  5. Kevin Horne from Lairig Marketing , January 14, 2013 at 6:28 p.m.
    Sorry Jeff, was reacting to the nutjob in the article who used the phrase "the demise of Pay TV." At 1% loss per year, Pay TV is on target to be a verrrrrrry slowwwwwww death "spiral." I'll give you all this though - you will, someday, be proven correct on the thesis. PS Hope there will be at least a few pundits this year who explain just exactly how the video industry survives this change from an economic POV. If the consumer doesnt pay for it, who does?
  6. Herb Lair from CUO,Inc. , January 15, 2013 at 12:15 p.m.
    The piranhas see the blood in the water, the sharks are circling - Walmart, Amazon, Google,Apple, Microsoft, Intel, Sony, etc. I think changes could come on an exponential scale.
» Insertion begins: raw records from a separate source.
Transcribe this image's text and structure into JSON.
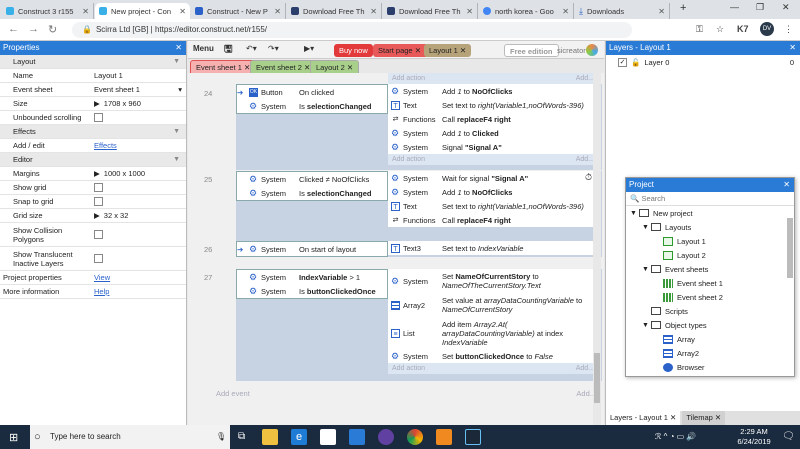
{
  "browser": {
    "tabs": [
      {
        "label": "Construct 3 r155",
        "color": "#3ab0e8"
      },
      {
        "label": "New project - Con",
        "color": "#3ab0e8"
      },
      {
        "label": "Construct - New P",
        "color": "#2a62c9"
      },
      {
        "label": "Download Free Th",
        "color": "#2c3e6b"
      },
      {
        "label": "Download Free Th",
        "color": "#2c3e6b"
      },
      {
        "label": "north korea - Goo",
        "color": "#4285f4"
      },
      {
        "label": "Downloads",
        "color": "#2a62c9"
      }
    ],
    "new_tab": "+",
    "url_host": "Scirra Ltd [GB]",
    "url": "https://editor.construct.net/r155/",
    "profile": "DV"
  },
  "toolbar": {
    "menu": "Menu",
    "buy_now": "Buy now",
    "start_page": "Start page",
    "layout_tab": "Layout 1",
    "free_edition": "Free edition",
    "user": "sicreator"
  },
  "doc_tabs": [
    {
      "label": "Event sheet 1"
    },
    {
      "label": "Event sheet 2"
    },
    {
      "label": "Layout 2"
    }
  ],
  "properties": {
    "title": "Properties",
    "rows": [
      {
        "type": "section",
        "label": "Layout"
      },
      {
        "k": "Name",
        "v": "Layout 1"
      },
      {
        "k": "Event sheet",
        "v": "Event sheet 1"
      },
      {
        "k": "Size",
        "v": "1708 x 960"
      },
      {
        "k": "Unbounded scrolling",
        "v": ""
      },
      {
        "type": "section",
        "label": "Effects"
      },
      {
        "k": "Add / edit",
        "v": "Effects"
      },
      {
        "type": "section",
        "label": "Editor"
      },
      {
        "k": "Margins",
        "v": "1000 x 1000"
      },
      {
        "k": "Show grid",
        "v": ""
      },
      {
        "k": "Snap to grid",
        "v": ""
      },
      {
        "k": "Grid size",
        "v": "32 x 32"
      },
      {
        "k": "Show Collision Polygons",
        "v": ""
      },
      {
        "k": "Show Translucent Inactive Layers",
        "v": ""
      },
      {
        "k": "Project properties",
        "v": "View"
      },
      {
        "k": "More information",
        "v": "Help"
      }
    ]
  },
  "events": {
    "add_action": "Add action",
    "add_event": "Add event",
    "e24": {
      "num": "24",
      "c1_obj": "Button",
      "c1_txt": "On clicked",
      "c2_obj": "System",
      "c2_pre": "Is ",
      "c2_b": "selectionChanged",
      "a": [
        {
          "obj": "System",
          "pre": "Add ",
          "i": "1",
          "mid": " to ",
          "b": "NoOfClicks"
        },
        {
          "obj": "Text",
          "pre": "Set text to ",
          "i": "right(Variable1,noOfWords-396)"
        },
        {
          "obj": "Functions",
          "pre": "Call ",
          "b": "replaceF4 right"
        },
        {
          "obj": "System",
          "pre": "Add ",
          "i": "1",
          "mid": " to ",
          "b": "Clicked"
        },
        {
          "obj": "System",
          "pre": "Signal ",
          "b": "\"Signal A\""
        }
      ]
    },
    "e25": {
      "num": "25",
      "c1_obj": "System",
      "c1_txt": "Clicked ≠ NoOfClicks",
      "c2_obj": "System",
      "c2_pre": "Is ",
      "c2_b": "selectionChanged",
      "a": [
        {
          "obj": "System",
          "pre": "Wait for signal ",
          "b": "\"Signal A\""
        },
        {
          "obj": "System",
          "pre": "Add ",
          "i": "1",
          "mid": " to ",
          "b": "NoOfClicks"
        },
        {
          "obj": "Text",
          "pre": "Set text to ",
          "i": "right(Variable1,noOfWords-396)"
        },
        {
          "obj": "Functions",
          "pre": "Call ",
          "b": "replaceF4 right"
        }
      ]
    },
    "e26": {
      "num": "26",
      "c1_obj": "System",
      "c1_txt": "On start of layout",
      "a_obj": "Text3",
      "a_pre": "Set text to ",
      "a_i": "IndexVariable"
    },
    "e27": {
      "num": "27",
      "c1_obj": "System",
      "c1_b": "IndexVariable",
      "c1_rest": " > 1",
      "c2_obj": "System",
      "c2_pre": "Is ",
      "c2_b": "buttonClickedOnce",
      "a1_obj": "System",
      "a1_pre": "Set ",
      "a1_b": "NameOfCurrentStory",
      "a1_mid": " to ",
      "a1_i": "NameOfTheCurrentStory.Text",
      "a2_obj": "Array2",
      "a2_pre": "Set value at ",
      "a2_i": "arrayDataCountingVariable",
      "a2_mid": " to ",
      "a2_i2": "NameOfCurrentStory",
      "a3_obj": "List",
      "a3_pre": "Add item ",
      "a3_i": "Array2.At( arrayDataCountingVariable)",
      "a3_mid": " at index ",
      "a3_i2": "IndexVariable",
      "a4_obj": "System",
      "a4_pre": "Set ",
      "a4_b": "buttonClickedOnce",
      "a4_mid": " to ",
      "a4_i": "False"
    }
  },
  "layers": {
    "title": "Layers - Layout 1",
    "layer0": "Layer 0",
    "layer0_count": "0",
    "bottom_tab1": "Layers - Layout 1",
    "bottom_tab2": "Tilemap"
  },
  "project": {
    "title": "Project",
    "search": "Search",
    "items": [
      {
        "label": "New project",
        "level": 0,
        "kind": "folder"
      },
      {
        "label": "Layouts",
        "level": 1,
        "kind": "folder"
      },
      {
        "label": "Layout 1",
        "level": 2,
        "kind": "layout"
      },
      {
        "label": "Layout 2",
        "level": 2,
        "kind": "layout"
      },
      {
        "label": "Event sheets",
        "level": 1,
        "kind": "folder"
      },
      {
        "label": "Event sheet 1",
        "level": 2,
        "kind": "event"
      },
      {
        "label": "Event sheet 2",
        "level": 2,
        "kind": "event"
      },
      {
        "label": "Scripts",
        "level": 1,
        "kind": "folder-plain"
      },
      {
        "label": "Object types",
        "level": 1,
        "kind": "folder"
      },
      {
        "label": "Array",
        "level": 2,
        "kind": "array"
      },
      {
        "label": "Array2",
        "level": 2,
        "kind": "array"
      },
      {
        "label": "Browser",
        "level": 2,
        "kind": "browser"
      }
    ]
  },
  "taskbar": {
    "search_placeholder": "Type here to search",
    "time": "2:29 AM",
    "date": "6/24/2019"
  }
}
I see it as a hybrid primarily much like early days of satellite. https://docs.google.com/viewer?a=v&pid=sites&srcid=ZGVmYXVsdGRvbWFpbnxjdW9pcmVudHxneDoyOWZiMTczMzJmZjRmMzNk
  7. Michael Greeson from TDG , January 16, 2013 at 10:12 a.m.
    The writer left out the last line of the release, which should provide some clarity on the "demise of pay-TV issue": “But let’s not get carried away: the loss of six million subs in the next five years is hardly the end of the world for traditional pay-TV." As Kevin noted above, this is hardly "the demise of Pay TV."
  8. Ram Srinivasan from Rainbox , January 29, 2013 at 3:06 p.m.
    I think the OTT players will offer consumers services below cost, get them to cut their cords, and once they are on board, they will start jacking up prices again to make things profitable. Only the deep-pocket players can do this. Unfortunately it is going to kill many cable companies unless otherwise they start responding wisely, aggressively and in a more timely manner. Their TV Everywhere service is not widely used by their subscribers even though it is several years since its launch. Many subscribers are not even aware of such a service. PayTV providers have been successful in one thing - Internet service. They have been aggressive at it. Unfortunately the same momentum has been lacking on the video side.